UAS partnership aimed at finding disaster victims

By Patrick C. Miller | September 10, 2014

A disaster response organization based in Ireland is working with an American unmanned aerial systems (UAS) firm to explore the possibility of using mobile phone signals to locate disaster victims.

Disaster Tech Lab—Galway, Ireland—and Sentinel Air LLC—Alamogordo, N.M.—have formed a partnership to help save the lives of people trapped after natural disasters such as earthquakes, hurricanes, tsunamis, floods and tornadoes.

The concept takes advantage of two technologies becoming more prevalent in everyday life: UAVs and mobile phones. A sensor mounted on a UAV and flown over a disaster zone could detect and triangulate the location of a phone using Wi-Fi or cellular signals.

“Nearly everyone has a smartphone in their hands or in their pocket,” said Dean Attridge, co-owner of Sentinel. “If disaster strikes, that phone is normally close to them. Instead of searching for hours looking for people who may be isolated after a disaster, we can assist by triangulating on that phone. We can say ‘There’s a phone there that could well be in someone’s pocket.’”

Evert Bopp, who founded DTL with his wife Kate, said a UAV will be invaluable during a disaster. “Signals from devices will be detected, geo-located and processed into a heat map,” he explained. “This data is accessible to ground-teams in real-time using a satellite or cellular uplink.”

By providing this data to first responders, the time needed to locate victims could be drastically reduced. Bopp said another application of the technology is mapping which wireless communications networks are still operating after a disaster.

DTL was founded in 2010 after a major earthquake in Hatti. The nonprofit, volunteer organization provides rapid response internet access and communication services in disaster zones.

Bopp said Sentinel Air is “a perfect fit” for the project because it met a number of key requirements.
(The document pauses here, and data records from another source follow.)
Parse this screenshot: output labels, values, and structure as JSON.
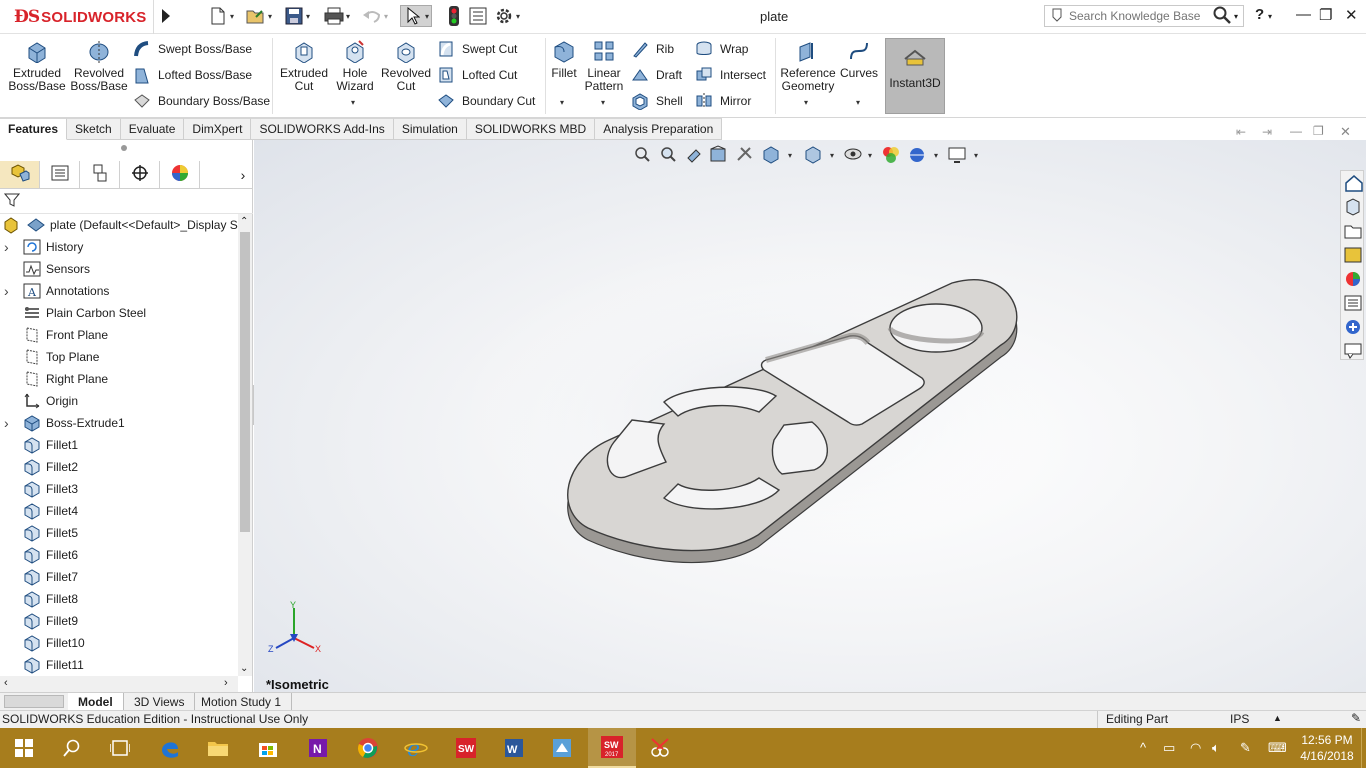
{
  "app": {
    "brand": "SOLIDWORKS",
    "document_title": "plate"
  },
  "titlebar": {
    "search_placeholder": "Search Knowledge Base",
    "help": "?",
    "minimize": "—",
    "restore": "❐",
    "close": "✕"
  },
  "ribbon": {
    "extruded_boss": [
      "Extruded",
      "Boss/Base"
    ],
    "revolved_boss": [
      "Revolved",
      "Boss/Base"
    ],
    "swept_boss": "Swept Boss/Base",
    "lofted_boss": "Lofted Boss/Base",
    "boundary_boss": "Boundary Boss/Base",
    "extruded_cut": [
      "Extruded",
      "Cut"
    ],
    "hole_wizard": [
      "Hole",
      "Wizard"
    ],
    "revolved_cut": [
      "Revolved",
      "Cut"
    ],
    "swept_cut": "Swept Cut",
    "lofted_cut": "Lofted Cut",
    "boundary_cut": "Boundary Cut",
    "fillet": "Fillet",
    "linear_pattern": [
      "Linear",
      "Pattern"
    ],
    "rib": "Rib",
    "draft": "Draft",
    "shell": "Shell",
    "wrap": "Wrap",
    "intersect": "Intersect",
    "mirror": "Mirror",
    "reference_geometry": [
      "Reference",
      "Geometry"
    ],
    "curves": "Curves",
    "instant3d": "Instant3D"
  },
  "command_tabs": [
    "Features",
    "Sketch",
    "Evaluate",
    "DimXpert",
    "SOLIDWORKS Add-Ins",
    "Simulation",
    "SOLIDWORKS MBD",
    "Analysis Preparation"
  ],
  "feature_tree": {
    "root": "plate  (Default<<Default>_Display S",
    "items": [
      {
        "label": "History",
        "expand": true,
        "icon": "history-icon"
      },
      {
        "label": "Sensors",
        "expand": false,
        "icon": "sensors-icon"
      },
      {
        "label": "Annotations",
        "expand": true,
        "icon": "annotations-icon"
      },
      {
        "label": "Plain Carbon Steel",
        "expand": false,
        "icon": "material-icon"
      },
      {
        "label": "Front Plane",
        "expand": false,
        "icon": "plane-icon"
      },
      {
        "label": "Top Plane",
        "expand": false,
        "icon": "plane-icon"
      },
      {
        "label": "Right Plane",
        "expand": false,
        "icon": "plane-icon"
      },
      {
        "label": "Origin",
        "expand": false,
        "icon": "origin-icon"
      },
      {
        "label": "Boss-Extrude1",
        "expand": true,
        "icon": "extrude-icon"
      },
      {
        "label": "Fillet1",
        "expand": false,
        "icon": "fillet-icon"
      },
      {
        "label": "Fillet2",
        "expand": false,
        "icon": "fillet-icon"
      },
      {
        "label": "Fillet3",
        "expand": false,
        "icon": "fillet-icon"
      },
      {
        "label": "Fillet4",
        "expand": false,
        "icon": "fillet-icon"
      },
      {
        "label": "Fillet5",
        "expand": false,
        "icon": "fillet-icon"
      },
      {
        "label": "Fillet6",
        "expand": false,
        "icon": "fillet-icon"
      },
      {
        "label": "Fillet7",
        "expand": false,
        "icon": "fillet-icon"
      },
      {
        "label": "Fillet8",
        "expand": false,
        "icon": "fillet-icon"
      },
      {
        "label": "Fillet9",
        "expand": false,
        "icon": "fillet-icon"
      },
      {
        "label": "Fillet10",
        "expand": false,
        "icon": "fillet-icon"
      },
      {
        "label": "Fillet11",
        "expand": false,
        "icon": "fillet-icon"
      }
    ]
  },
  "viewport": {
    "view_name": "*Isometric",
    "triad": {
      "y": "Y",
      "x": "X",
      "z": "Z"
    }
  },
  "bottom_tabs": [
    "Model",
    "3D Views",
    "Motion Study 1"
  ],
  "statusbar": {
    "edition": "SOLIDWORKS Education Edition - Instructional Use Only",
    "mode": "Editing Part",
    "units": "IPS"
  },
  "taskbar": {
    "time": "12:56 PM",
    "date": "4/16/2018"
  },
  "colors": {
    "brand_red": "#d8232a",
    "taskbar": "#a77d1d",
    "part_face": "#d8d6d3",
    "part_side": "#9b9894"
  }
}
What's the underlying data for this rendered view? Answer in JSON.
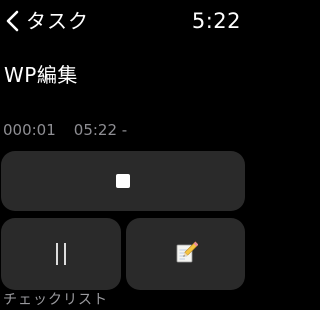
{
  "status_bar": {
    "back_label": "タスク",
    "time": "5:22"
  },
  "task": {
    "title": "WP編集",
    "elapsed": "000:01",
    "range": "05:22 -"
  },
  "controls": {
    "stop_icon": "stop-icon",
    "pause_icon": "pause-icon",
    "edit_icon": "memo-pencil-icon"
  },
  "checklist": {
    "header": "チェックリスト"
  },
  "colors": {
    "background": "#000000",
    "button": "#2a2a2a",
    "secondary_text": "#8e8e93"
  }
}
“We had been looking at using aerial platforms for some time, but wanted to stay away from the increasingly popular quadcopters,” he said. “While these are showing up more and more in disaster areas, the lack of FAA regulation has resulted in their use being banned on several occasions. We prefer to use a more established platform instead.”

Sentinel Air was started by Attridge and Justin Pena, both of whom have experience operating and training on military UAVs. They now fly the single-engine, two-seat Sky Arrow, an airplane built in Italy by Magnaghi Aeronautica. Considered a hybrid aircraft, it’s able to fly as either a manned aircraft or a UAV.

“Currently, we’re carrying a 360-degree video surveillance system and a radio relay capability,” Attridge said. “We’re also looking to build a gimbaled day-night sensor capability under the aircraft.”

What GTL wants and what Sentinel provides is a UAV platform to help get the mobile phone sensor technology it’s developing into the air.  

“The current rules and restrictions limit them,” Attridge explained. “They needed a longer endurance, higher speed airframe. We were able to offer that.”

The first stage of the project is to test a sensor that detects Wi-Fi signals with a pilot and sensor operator in the aircraft, which Attridge said should be completed before the end of the year. In the first half of 2015, the sensor will be tested while being operated remotely from the ground.

The final phase will be to convert the Sky Arrow to operate as a UAV, which Sentinel is discussing with Magnaghi. Once the pilot and sensor operator out of the aircraft, Attridge expects the UAV Sky Arrow to have up to 10 hours of flight time.

Bopp said that after developing the Wi-Fi sensor, the next step will be to develop a sensor capable of detecting cellular signals with the goal of locating victims trapped under rubble or in their homes when time is of the essence.

Bopp stressed that the sensor scans only for the location of the phone.

“We will purely be scanning for the location of the device,” he noted.

“We can’t tell whose phone it is or what phone it is,” Attridge said. “We can tell that there’s an emitter there, and that’s the important thing. We can’t snoop with it, but we can locate people with it if they’re lost or buried.”